The Supreme Court stated in Dalia v. United States, 441 U.S. 238, 256 (1979), that neither constitutional text nor precedent suggests that “search warrants also must include a specification of the precise manner in which they are to be executed.” The manner of search is subject only to “later judicial review as to its reasonableness.” Id. at 258. And the Justices added in Richards v. Wisconsin, 520 U.S. 385 (1997), that courts cannot limit a warrant so as to foreclose a particular means of execution.
Judge Easterbrook goes on to point out that arguing that other people, who weren’t subject to warrant, had their Fourth Amendment rights violated doesn’t suffice, as Patrick cannot raise them in any event.
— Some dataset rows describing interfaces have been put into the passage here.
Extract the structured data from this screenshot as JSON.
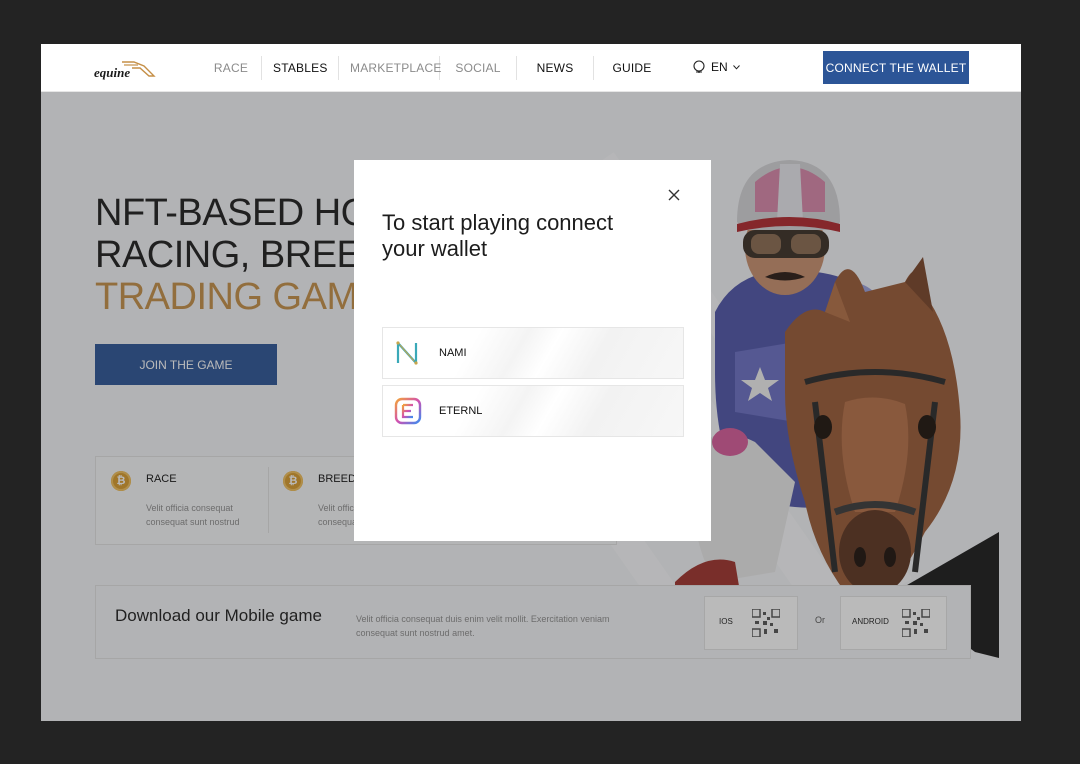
{
  "header": {
    "logo_text": "equine",
    "nav": [
      {
        "label": "RACE",
        "style": "dim"
      },
      {
        "label": "STABLES",
        "style": "dark"
      },
      {
        "label": "MARKETPLACE",
        "style": "dim"
      },
      {
        "label": "SOCIAL",
        "style": "dim"
      },
      {
        "label": "NEWS",
        "style": "dark"
      },
      {
        "label": "GUIDE",
        "style": "dark"
      }
    ],
    "language": "EN",
    "connect_label": "CONNECT THE WALLET"
  },
  "hero": {
    "title_line1": "NFT-BASED HORSE",
    "title_line2": "RACING, BREEDING",
    "title_line3": "TRADING GAME",
    "join_label": "JOIN THE GAME"
  },
  "features": [
    {
      "title": "RACE",
      "desc": "Velit officia consequat consequat sunt nostrud",
      "coin": "₿"
    },
    {
      "title": "BREED",
      "desc": "Velit officia consequat consequat sunt nostrud",
      "coin": "₿"
    }
  ],
  "download": {
    "title": "Download our Mobile game",
    "desc": "Velit officia consequat duis enim velit mollit. Exercitation veniam consequat sunt nostrud amet.",
    "ios_label": "IOS",
    "or_label": "Or",
    "android_label": "ANDROID"
  },
  "modal": {
    "title": "To start playing connect your wallet",
    "wallets": [
      {
        "label": "NAMI",
        "icon": "nami-icon"
      },
      {
        "label": "ETERNL",
        "icon": "eternl-icon"
      }
    ]
  },
  "colors": {
    "accent": "#2c5597",
    "gold": "#c58f47"
  }
}
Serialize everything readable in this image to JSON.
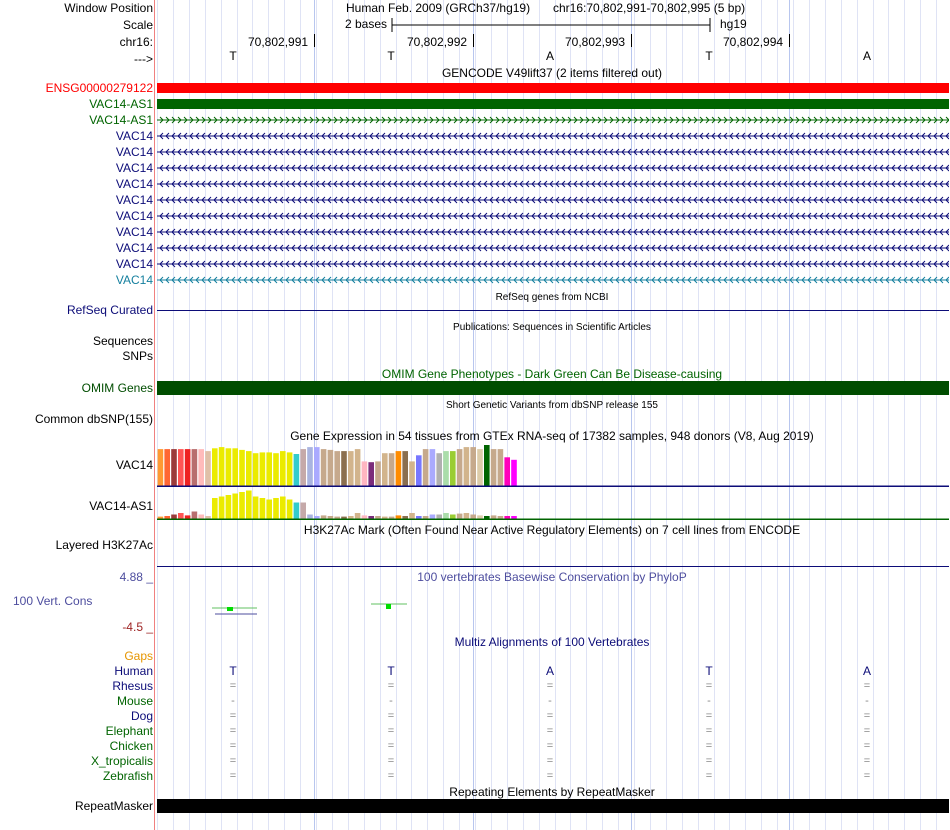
{
  "header": {
    "window_position_label": "Window Position",
    "assembly": "Human Feb. 2009 (GRCh37/hg19)",
    "position": "chr16:70,802,991-70,802,995 (5 bp)",
    "scale_label": "Scale",
    "scale_value": "2 bases",
    "db": "hg19",
    "chrom_label": "chr16:",
    "coords": [
      "70,802,991",
      "70,802,992",
      "70,802,993",
      "70,802,994"
    ],
    "strand_label": "--->",
    "bases": [
      "T",
      "T",
      "A",
      "T",
      "A"
    ]
  },
  "colors": {
    "ensg": "#ff0000",
    "vac14_as1": "#006400",
    "vac14": "#0c0c78",
    "vac14_light": "#147f9e",
    "omim": "#004d00",
    "gaps": "#e69500",
    "conservation": "#4d4d9e",
    "neg": "#9e2424"
  },
  "tracks": {
    "gencode_title": "GENCODE V49lift37 (2 items filtered out)",
    "gencode_items": [
      {
        "name": "ENSG00000279122",
        "kind": "solid",
        "color": "#ff0000"
      },
      {
        "name": "VAC14-AS1",
        "kind": "solid",
        "color": "#006400"
      },
      {
        "name": "VAC14-AS1",
        "kind": "right",
        "color": "#006400"
      },
      {
        "name": "VAC14",
        "kind": "left",
        "color": "#0c0c78"
      },
      {
        "name": "VAC14",
        "kind": "left",
        "color": "#0c0c78"
      },
      {
        "name": "VAC14",
        "kind": "left",
        "color": "#0c0c78"
      },
      {
        "name": "VAC14",
        "kind": "left",
        "color": "#0c0c78"
      },
      {
        "name": "VAC14",
        "kind": "left",
        "color": "#0c0c78"
      },
      {
        "name": "VAC14",
        "kind": "left",
        "color": "#0c0c78"
      },
      {
        "name": "VAC14",
        "kind": "left",
        "color": "#0c0c78"
      },
      {
        "name": "VAC14",
        "kind": "left",
        "color": "#0c0c78"
      },
      {
        "name": "VAC14",
        "kind": "left",
        "color": "#0c0c78"
      },
      {
        "name": "VAC14",
        "kind": "left",
        "color": "#147f9e"
      }
    ],
    "refseq_title": "RefSeq genes from NCBI",
    "refseq_label": "RefSeq Curated",
    "pubs_title": "Publications: Sequences in Scientific Articles",
    "pubs_label1": "Sequences",
    "pubs_label2": "SNPs",
    "omim_title": "OMIM Gene Phenotypes - Dark Green Can Be Disease-causing",
    "omim_label": "OMIM Genes",
    "dbsnp_title": "Short Genetic Variants from dbSNP release 155",
    "dbsnp_label": "Common dbSNP(155)",
    "gtex_title": "Gene Expression in 54 tissues from GTEx RNA-seq of 17382 samples, 948 donors (V8, Aug 2019)",
    "gtex_vac14_label": "VAC14",
    "gtex_as1_label": "VAC14-AS1",
    "h3k_title": "H3K27Ac Mark (Often Found Near Active Regulatory Elements) on 7 cell lines from ENCODE",
    "h3k_label": "Layered H3K27Ac",
    "cons_title": "100 vertebrates Basewise Conservation by PhyloP",
    "cons_label": "100 Vert. Cons",
    "cons_max": "4.88 _",
    "cons_min": "-4.5 _",
    "multiz_title": "Multiz Alignments of 100 Vertebrates",
    "gaps_label": "Gaps",
    "species": [
      {
        "name": "Human",
        "sym": [
          "T",
          "T",
          "A",
          "T",
          "A"
        ],
        "color": "#0c0c78"
      },
      {
        "name": "Rhesus",
        "sym": [
          "=",
          "=",
          "=",
          "=",
          "="
        ],
        "color": "#0c0c78"
      },
      {
        "name": "Mouse",
        "sym": [
          "-",
          "-",
          "-",
          "-",
          "-"
        ],
        "color": "#006400"
      },
      {
        "name": "Dog",
        "sym": [
          "=",
          "=",
          "=",
          "=",
          "="
        ],
        "color": "#0c0c78"
      },
      {
        "name": "Elephant",
        "sym": [
          "=",
          "=",
          "=",
          "=",
          "="
        ],
        "color": "#006400"
      },
      {
        "name": "Chicken",
        "sym": [
          "=",
          "=",
          "=",
          "=",
          "="
        ],
        "color": "#006400"
      },
      {
        "name": "X_tropicalis",
        "sym": [
          "=",
          "=",
          "=",
          "=",
          "="
        ],
        "color": "#006400"
      },
      {
        "name": "Zebrafish",
        "sym": [
          "=",
          "=",
          "=",
          "=",
          "="
        ],
        "color": "#006400"
      }
    ],
    "repeat_title": "Repeating Elements by RepeatMasker",
    "repeat_label": "RepeatMasker"
  },
  "gtex_vac14": {
    "colors": [
      "#ff9933",
      "#ff6633",
      "#9b3b3b",
      "#ff5555",
      "#ee2222",
      "#b86e6e",
      "#ffbbbb",
      "#e0c0a8",
      "#ebeb00",
      "#ebeb00",
      "#ebeb00",
      "#ebeb00",
      "#ebeb00",
      "#ebeb00",
      "#ebeb00",
      "#ebeb00",
      "#ebeb00",
      "#ebeb00",
      "#ebeb00",
      "#ebeb00",
      "#33cccc",
      "#c5a9a9",
      "#a9b4e0",
      "#aaaaff",
      "#c6a98c",
      "#c6a98c",
      "#c6a98c",
      "#8b6f4f",
      "#d2b48c",
      "#d2b48c",
      "#ffb6c1",
      "#7b2d7b",
      "#c6a98c",
      "#d2b48c",
      "#c6a98c",
      "#ff8c00",
      "#8b6f4f",
      "#d2b48c",
      "#7777ff",
      "#c6a98c",
      "#aaaaff",
      "#b0b0b0",
      "#aaddaa",
      "#9acd32",
      "#c6a98c",
      "#d2b48c",
      "#c6a98c",
      "#ddccaa",
      "#006400",
      "#c6a98c",
      "#c6a98c",
      "#ff00bb",
      "#ff00ff"
    ],
    "values": [
      0.9,
      0.9,
      0.9,
      0.9,
      0.9,
      0.9,
      0.9,
      0.85,
      0.92,
      0.95,
      0.92,
      0.92,
      0.88,
      0.85,
      0.8,
      0.82,
      0.82,
      0.8,
      0.85,
      0.82,
      0.78,
      0.9,
      0.95,
      0.95,
      0.9,
      0.88,
      0.85,
      0.85,
      0.85,
      0.9,
      0.6,
      0.58,
      0.6,
      0.8,
      0.8,
      0.85,
      0.85,
      0.6,
      0.75,
      0.9,
      0.9,
      0.8,
      0.85,
      0.85,
      0.9,
      0.95,
      0.95,
      0.9,
      1.0,
      0.9,
      0.9,
      0.7,
      0.64
    ]
  },
  "gtex_as1": {
    "colors": [
      "#ff9933",
      "#ff6633",
      "#9b3b3b",
      "#ff5555",
      "#ee2222",
      "#b86e6e",
      "#ffbbbb",
      "#e0c0a8",
      "#ebeb00",
      "#ebeb00",
      "#ebeb00",
      "#ebeb00",
      "#ebeb00",
      "#ebeb00",
      "#ebeb00",
      "#ebeb00",
      "#ebeb00",
      "#ebeb00",
      "#ebeb00",
      "#ebeb00",
      "#33cccc",
      "#c5a9a9",
      "#a9b4e0",
      "#aaaaff",
      "#c6a98c",
      "#c6a98c",
      "#c6a98c",
      "#8b6f4f",
      "#d2b48c",
      "#d2b48c",
      "#ffb6c1",
      "#7b2d7b",
      "#c6a98c",
      "#d2b48c",
      "#c6a98c",
      "#ff8c00",
      "#8b6f4f",
      "#d2b48c",
      "#7777ff",
      "#c6a98c",
      "#aaaaff",
      "#b0b0b0",
      "#aaddaa",
      "#9acd32",
      "#c6a98c",
      "#d2b48c",
      "#c6a98c",
      "#ddccaa",
      "#006400",
      "#c6a98c",
      "#c6a98c",
      "#ff00bb",
      "#ff00ff"
    ],
    "values": [
      0.08,
      0.1,
      0.15,
      0.2,
      0.12,
      0.25,
      0.15,
      0.1,
      0.7,
      0.75,
      0.8,
      0.85,
      0.9,
      0.95,
      0.75,
      0.7,
      0.65,
      0.7,
      0.75,
      0.65,
      0.55,
      0.55,
      0.15,
      0.1,
      0.12,
      0.1,
      0.08,
      0.08,
      0.1,
      0.2,
      0.12,
      0.1,
      0.1,
      0.08,
      0.08,
      0.12,
      0.1,
      0.2,
      0.1,
      0.1,
      0.15,
      0.15,
      0.2,
      0.15,
      0.18,
      0.2,
      0.15,
      0.12,
      0.1,
      0.12,
      0.1,
      0.1,
      0.1
    ]
  }
}
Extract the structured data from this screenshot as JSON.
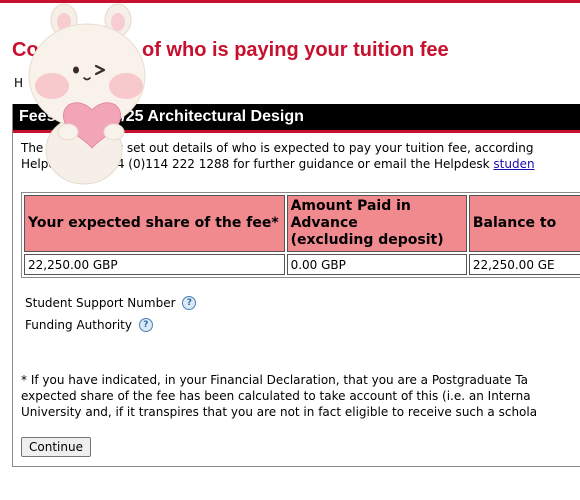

Hanging on by a thread, the disarmed Patrick decided to shout—not much else left to do. He argued that the case should be remanded for a Franks hearing to see if this information would have changed the issuance of the warrant:
But for the reasons given earlier we conclude that the answers do not control this appeal. A person wanted on probable cause (and an arrest warrant) who is taken into custody in a public place, where he had no legitimate expectation of privacy, cannot complain about how the police learned his location.
Recall that the cell‐site simulator (unlike the GPS device in Jones) was not used to generate the probable cause for arrest; probable cause to arrest Patrick predated the effort to locate him. From his perspective, it is all the same whether a paid informant, a jilted lover, police with binoculars, a bartender, a member of a rival gang, a spy trailing his car after it left his driveway, the phone company’s cell towers, or a device pretending to be a cell tower, provided location information.
A fugitive cannot be picky about how he is run to ground. So it would be inappropriate to use the exclusionary rule, even if the police should have told the judge that they planned to use a cell‐site simulator to execute the location warrant.
Boom goes the dynamite.
Unless you’re part of the “I have nothing to hide” crowd, most people don’t like the idea of the government engaged in tracking them. And while some may still not like it even when the government gets a warrant first, that is the purpose of allowing search warrants, i.e. intruding into the privacy of a particular person suspected of committing a crime. Judge Easterbrook nailed it.